But Fusedale is also short and I am soon at the valley head and onto the shoulder of Gowk Hill (that’s Cuckoo Hill in plain English) and the upper slopes of Wether Hill (Castrated Ram Hill). This is where I join the Roman road. From here it’s a straight though undulating march to Red Crag, Raven Howe, High Raise and Rampsgill Head before the final pull to the summit of High Street at 2,716ft (828m).
There’s a cold wind blowing on the summit today. It feels like late autumn. Suddenly the summer has gone and colder months are approaching. What the hell. No point dwelling on that sort of stuff. It’s fine walking weather and that’s what matters.
I turn about and head back along the ridge, retracing my steps to Wether Hill, but instead of following the path down into Fusedale I continue along the high ground to Loadpot Hill – passing the ruins of Lowther House shooting lodge – and the final rocky summit, Arthur’s Pike.
By the time I reach my van at Roehead, where the Roman road passes close to Pooley Bridge (and its British fortress on Dunmallard Hill), I’ve marched more than 16 miles (26km) and my legs are beginning to hurt. It’s the longest walk I’ve undertaken for a while. Must be out of condition. But, as always on these quieter Lakeland walks, it was worth every step.

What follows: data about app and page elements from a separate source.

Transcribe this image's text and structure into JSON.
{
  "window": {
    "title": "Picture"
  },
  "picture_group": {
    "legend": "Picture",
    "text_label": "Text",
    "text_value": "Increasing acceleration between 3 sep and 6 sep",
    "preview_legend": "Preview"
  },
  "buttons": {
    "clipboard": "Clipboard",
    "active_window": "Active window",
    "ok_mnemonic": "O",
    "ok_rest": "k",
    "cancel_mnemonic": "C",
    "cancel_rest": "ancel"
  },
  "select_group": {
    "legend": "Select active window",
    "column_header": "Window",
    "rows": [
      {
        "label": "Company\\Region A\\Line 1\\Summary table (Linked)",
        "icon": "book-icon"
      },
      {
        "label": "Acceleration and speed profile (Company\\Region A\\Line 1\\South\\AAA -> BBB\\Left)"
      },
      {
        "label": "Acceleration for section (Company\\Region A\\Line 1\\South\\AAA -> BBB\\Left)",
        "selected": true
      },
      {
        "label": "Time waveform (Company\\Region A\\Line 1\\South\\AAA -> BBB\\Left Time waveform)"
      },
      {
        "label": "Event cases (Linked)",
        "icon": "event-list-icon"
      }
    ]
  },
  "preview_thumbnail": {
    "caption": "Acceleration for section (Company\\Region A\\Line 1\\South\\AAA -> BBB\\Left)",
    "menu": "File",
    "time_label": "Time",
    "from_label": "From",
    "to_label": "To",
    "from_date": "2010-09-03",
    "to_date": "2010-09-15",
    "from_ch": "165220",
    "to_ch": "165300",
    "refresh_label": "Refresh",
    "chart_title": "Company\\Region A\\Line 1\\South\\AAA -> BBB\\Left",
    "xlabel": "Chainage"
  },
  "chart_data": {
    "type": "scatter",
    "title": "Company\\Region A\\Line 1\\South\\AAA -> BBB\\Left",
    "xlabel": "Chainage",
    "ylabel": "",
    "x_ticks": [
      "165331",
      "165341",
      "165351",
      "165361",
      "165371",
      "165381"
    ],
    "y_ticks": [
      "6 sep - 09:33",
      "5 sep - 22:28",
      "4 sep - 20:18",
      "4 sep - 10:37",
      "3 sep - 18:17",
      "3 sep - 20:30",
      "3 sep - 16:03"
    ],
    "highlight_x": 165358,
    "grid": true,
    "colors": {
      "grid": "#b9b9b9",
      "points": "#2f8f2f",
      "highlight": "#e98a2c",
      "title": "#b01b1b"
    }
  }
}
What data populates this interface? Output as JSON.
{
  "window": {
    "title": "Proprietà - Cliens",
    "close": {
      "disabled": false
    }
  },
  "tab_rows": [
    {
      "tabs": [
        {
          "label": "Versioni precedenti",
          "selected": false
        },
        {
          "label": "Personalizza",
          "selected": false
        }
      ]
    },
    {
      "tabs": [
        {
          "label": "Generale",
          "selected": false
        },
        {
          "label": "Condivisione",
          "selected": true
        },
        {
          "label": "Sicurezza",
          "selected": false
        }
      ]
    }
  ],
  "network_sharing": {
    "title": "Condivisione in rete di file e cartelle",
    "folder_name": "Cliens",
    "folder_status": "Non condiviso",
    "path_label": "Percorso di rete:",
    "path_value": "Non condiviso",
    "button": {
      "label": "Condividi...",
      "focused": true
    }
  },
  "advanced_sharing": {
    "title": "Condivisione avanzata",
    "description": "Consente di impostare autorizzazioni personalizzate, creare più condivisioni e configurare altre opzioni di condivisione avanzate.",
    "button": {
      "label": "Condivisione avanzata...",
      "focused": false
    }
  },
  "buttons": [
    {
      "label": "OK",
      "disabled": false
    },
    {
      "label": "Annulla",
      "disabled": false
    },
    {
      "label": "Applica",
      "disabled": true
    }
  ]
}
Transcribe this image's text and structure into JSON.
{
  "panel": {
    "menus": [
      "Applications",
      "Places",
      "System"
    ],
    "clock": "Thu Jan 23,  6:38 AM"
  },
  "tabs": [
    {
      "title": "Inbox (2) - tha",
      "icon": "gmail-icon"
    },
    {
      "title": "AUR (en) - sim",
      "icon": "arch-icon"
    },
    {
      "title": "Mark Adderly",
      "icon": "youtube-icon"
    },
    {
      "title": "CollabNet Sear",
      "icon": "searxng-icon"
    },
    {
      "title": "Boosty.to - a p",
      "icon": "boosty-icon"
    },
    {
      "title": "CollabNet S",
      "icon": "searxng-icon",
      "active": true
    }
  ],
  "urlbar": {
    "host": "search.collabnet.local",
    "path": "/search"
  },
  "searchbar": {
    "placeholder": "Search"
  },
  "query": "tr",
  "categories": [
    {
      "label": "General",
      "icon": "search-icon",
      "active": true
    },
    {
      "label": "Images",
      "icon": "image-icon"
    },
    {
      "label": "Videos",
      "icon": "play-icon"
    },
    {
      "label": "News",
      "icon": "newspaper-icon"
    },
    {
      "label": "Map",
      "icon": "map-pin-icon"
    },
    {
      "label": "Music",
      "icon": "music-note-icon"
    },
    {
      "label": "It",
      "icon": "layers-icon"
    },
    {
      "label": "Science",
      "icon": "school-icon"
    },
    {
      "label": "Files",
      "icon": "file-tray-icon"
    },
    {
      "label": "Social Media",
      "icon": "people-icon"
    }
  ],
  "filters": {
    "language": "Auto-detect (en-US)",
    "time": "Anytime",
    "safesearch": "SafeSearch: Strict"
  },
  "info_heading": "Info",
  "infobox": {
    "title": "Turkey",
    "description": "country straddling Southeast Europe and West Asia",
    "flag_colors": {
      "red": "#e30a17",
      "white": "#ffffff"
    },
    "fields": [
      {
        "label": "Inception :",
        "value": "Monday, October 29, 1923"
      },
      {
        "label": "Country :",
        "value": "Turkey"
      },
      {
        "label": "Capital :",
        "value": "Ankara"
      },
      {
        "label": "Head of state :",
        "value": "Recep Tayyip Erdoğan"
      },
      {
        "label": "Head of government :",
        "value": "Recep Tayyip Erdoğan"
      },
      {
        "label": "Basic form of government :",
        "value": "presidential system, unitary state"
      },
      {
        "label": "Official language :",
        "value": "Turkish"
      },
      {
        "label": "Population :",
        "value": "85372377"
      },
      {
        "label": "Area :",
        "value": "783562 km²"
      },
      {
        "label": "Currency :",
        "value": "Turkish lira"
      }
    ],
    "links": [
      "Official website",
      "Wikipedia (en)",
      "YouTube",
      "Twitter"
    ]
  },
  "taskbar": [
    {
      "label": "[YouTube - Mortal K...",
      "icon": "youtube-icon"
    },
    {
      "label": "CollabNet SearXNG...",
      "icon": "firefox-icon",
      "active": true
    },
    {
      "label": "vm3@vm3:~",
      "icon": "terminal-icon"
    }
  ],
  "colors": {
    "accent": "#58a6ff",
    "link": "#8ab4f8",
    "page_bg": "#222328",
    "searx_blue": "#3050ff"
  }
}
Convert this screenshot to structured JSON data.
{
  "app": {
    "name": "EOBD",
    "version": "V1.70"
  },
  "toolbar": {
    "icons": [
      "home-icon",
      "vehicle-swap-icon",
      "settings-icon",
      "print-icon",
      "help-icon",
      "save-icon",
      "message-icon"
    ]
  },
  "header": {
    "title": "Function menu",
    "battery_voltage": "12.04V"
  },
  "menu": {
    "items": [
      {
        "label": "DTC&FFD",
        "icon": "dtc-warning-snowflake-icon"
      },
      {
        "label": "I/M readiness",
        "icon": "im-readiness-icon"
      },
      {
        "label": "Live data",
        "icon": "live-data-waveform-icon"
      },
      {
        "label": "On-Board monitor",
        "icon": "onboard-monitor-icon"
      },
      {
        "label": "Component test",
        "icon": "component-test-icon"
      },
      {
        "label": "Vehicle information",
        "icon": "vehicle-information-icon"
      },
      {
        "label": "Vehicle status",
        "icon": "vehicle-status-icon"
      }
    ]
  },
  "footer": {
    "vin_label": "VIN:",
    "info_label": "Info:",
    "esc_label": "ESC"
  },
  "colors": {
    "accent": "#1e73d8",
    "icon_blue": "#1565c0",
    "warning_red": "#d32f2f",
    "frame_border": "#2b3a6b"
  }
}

And now I’m sitting in the van supping tea and writing these words as sunbeams strike down through clouds onto the distant surface of Ullswater. It’s a picture of peace. Two-thousand years ago I would be sitting in a war zone – an indigenous Briton waiting for the shock and awe of imperial Rome to drop from the sky and crush me flat, for no other reason than it was in Rome’s “national interest” to do so.
So that’s High Street – a mountain with a past as long as a Roman mile. There are no imperial Romans in Britain these days because the insurgents – the Angles, Saxons, Picts and Scotii – put more boots on the ground and eventually drove them out. Which just goes to show that if you don’t want trouble, you shouldn’t go marching into someone else’s country in the first place with your superior weaponry and spurious ideals.